The A-3 had been used as a civilian operated testbed for many years before the type's retirement from US Navy, with Hughes Aircraft Company using the type as a testbed for developing the weapons system for the General Dynamics-Grumman F-111B and Grumman F-14 Tomcat, with Westinghouse and Raytheon also using the A-3 as a testbed. On the retirement of the type from US Navy service in 1991, the US Navy decided to end logistic support for the civilian operated testbeds. Rather than abandon the A-3, Hughes, Westinghouse and Raytheon agreed to acquire the remaining A-3s and spares from the Navy, allowing their test fleets to continue to operate and saving the US Navy the cost of storage and disposal. As the plan matured, two other contractors, Thunderbird Aviation and CTAS also elected to participate in similar agreements, with eleven A-3s spread between the five operators. The fleet spares from ASO (Aviation Supply Office) were distributed between the contractors evenly, and warehouses were emptied all over the US. Due to misunderstandings and reorganizations within the US Navy, the worldwide ASO assets were scrapped, not getting to the contractors. In early 1993, CTAS decided that they no longer had use for their aircraft, and Hughes had several programs needing additional assets.

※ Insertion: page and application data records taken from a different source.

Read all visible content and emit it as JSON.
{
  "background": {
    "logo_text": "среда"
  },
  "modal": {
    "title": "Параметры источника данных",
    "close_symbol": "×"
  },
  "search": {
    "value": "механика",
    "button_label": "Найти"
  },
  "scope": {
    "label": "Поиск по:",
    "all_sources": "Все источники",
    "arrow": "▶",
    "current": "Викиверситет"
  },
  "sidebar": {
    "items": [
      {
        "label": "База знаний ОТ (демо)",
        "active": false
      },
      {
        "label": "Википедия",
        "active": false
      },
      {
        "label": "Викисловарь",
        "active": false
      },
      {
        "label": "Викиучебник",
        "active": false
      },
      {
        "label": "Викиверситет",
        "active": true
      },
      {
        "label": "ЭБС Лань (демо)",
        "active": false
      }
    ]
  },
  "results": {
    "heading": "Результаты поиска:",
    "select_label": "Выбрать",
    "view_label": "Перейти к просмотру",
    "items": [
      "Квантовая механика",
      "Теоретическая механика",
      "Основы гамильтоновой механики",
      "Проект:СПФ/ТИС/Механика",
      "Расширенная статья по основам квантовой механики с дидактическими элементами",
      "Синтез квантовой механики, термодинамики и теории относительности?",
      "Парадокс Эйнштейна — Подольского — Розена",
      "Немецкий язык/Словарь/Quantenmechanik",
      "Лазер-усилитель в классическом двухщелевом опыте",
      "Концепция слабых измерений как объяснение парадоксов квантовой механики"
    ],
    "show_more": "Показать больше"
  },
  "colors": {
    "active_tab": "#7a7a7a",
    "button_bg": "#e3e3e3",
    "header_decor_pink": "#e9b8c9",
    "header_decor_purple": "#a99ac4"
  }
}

In early 1994, a US Air Force program decided to modify an A-3 for F-15 radar tests, and the only available airframe was stored at NAS Alameda since the fleet shutdown. Hughes added that aircraft to the bailment, and ferried the aircraft to Van Nuys for modifications. An entire nose section was removed from a stricken F-15B at AMARC at Davis-Monthan AFB, Arizona and grafted onto the front of the aircraft. Racks and equipment were installed in the cabin, and the aircraft was used by Hughes and the USAF for F-15 software development.
In 1994, Westinghouse decided to terminate their agreement with the Navy, and Thunderbird added their aircraft to the Thunderbird bailment. In 1996, Thunderbird Aviation went into receivership, and Hughes, through mutual cost savings to the government, added the Thunderbird assets to the contract, prepping them for ferry at Deer Valley airport, and relocating them to Mojave, California and Tucson, Arizona for long-term storage.

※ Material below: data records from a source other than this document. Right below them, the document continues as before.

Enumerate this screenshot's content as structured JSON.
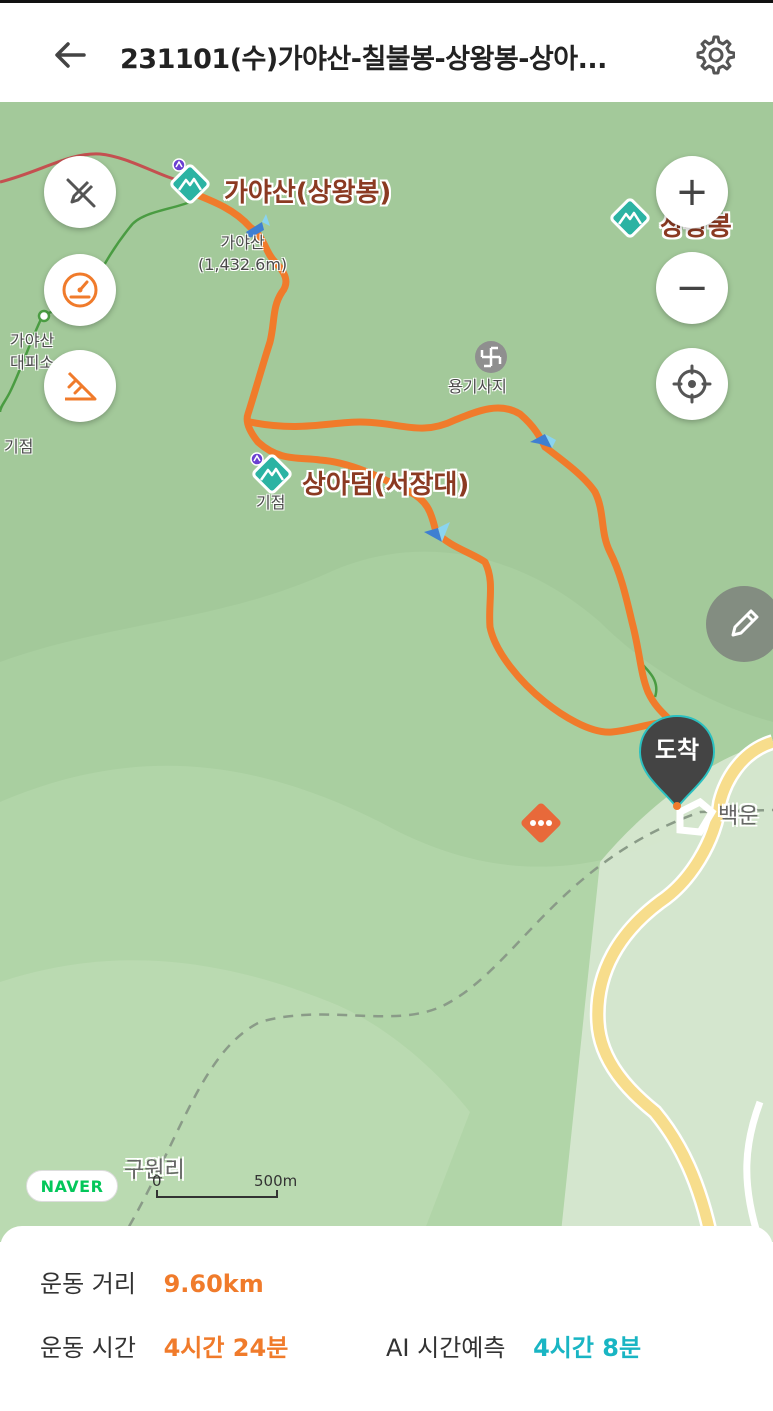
{
  "header": {
    "title": "231101(수)가야산-칠불봉-상왕봉-상아...",
    "back_icon": "back-arrow-icon",
    "settings_icon": "gear-icon"
  },
  "map": {
    "labels": {
      "peak_main": "가야산(상왕봉)",
      "peak_main_sub_name": "가야산",
      "peak_main_sub_elev": "(1,432.6m)",
      "peak_right": "상왕봉",
      "peak_sangadeom": "상아덤(서장대)",
      "sangadeom_sub": "기점",
      "temple": "용기사지",
      "shelter_line1": "가야산",
      "shelter_line2": "대피소",
      "left_start": "기점",
      "village_right": "백운",
      "village_bottom": "구원리"
    },
    "controls": {
      "zoom_in": "+",
      "zoom_out": "−"
    },
    "arrival_label": "도착",
    "naver_logo": "NAVER",
    "scale": {
      "start": "0",
      "end": "500m"
    },
    "colors": {
      "route": "#f07b2b",
      "peak_badge": "#2bb3a3",
      "arrival_pin": "#444444"
    }
  },
  "stats": {
    "distance_label": "운동 거리",
    "distance_value": "9.60km",
    "time_label": "운동 시간",
    "time_value": "4시간 24분",
    "ai_label": "AI 시간예측",
    "ai_value": "4시간 8분"
  }
}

In December 1996, Raytheon bought the aerospace units of Hughes Aircraft Company. Hughes Aeronautical Operations, now a part of Raytheon Systems, continued to operate the A-3s from their base at Van Nuys Airport, California. These aircraft have participated in several military air shows, telling visitors that the plane continued to be valuable for its load capacity compared to corporate jets, and its performance compared to small airliners.
On 30 June 2011, the last flyable EA-3B, BuNo 144865 / FAA registration N875RS, a Raytheon aircraft, arrived at NAS Pensacola, Florida for retirement and display at the National Naval Aviation Museum.
Note: under the original Navy designation scheme, the Skywarrior was designated A3D (third Attack aircraft from Douglas Aircraft). In September 1962, the new Tri-Services designation system was implemented and the aircraft was redesignated A-3. Where applicable, pre-1962 designations are listed first, post-1962 designations in parentheses.
The U.S. Air Force ordered 294 examples of the derivative B-66 Destroyer, most of which were used in the reconnaissance and electronic warfare roles. The Destroyer was fitted with ejection seats.
Data from McDonnell Douglas aircraft since 1920 : Volume I
Aircraft of comparable role, configuration and era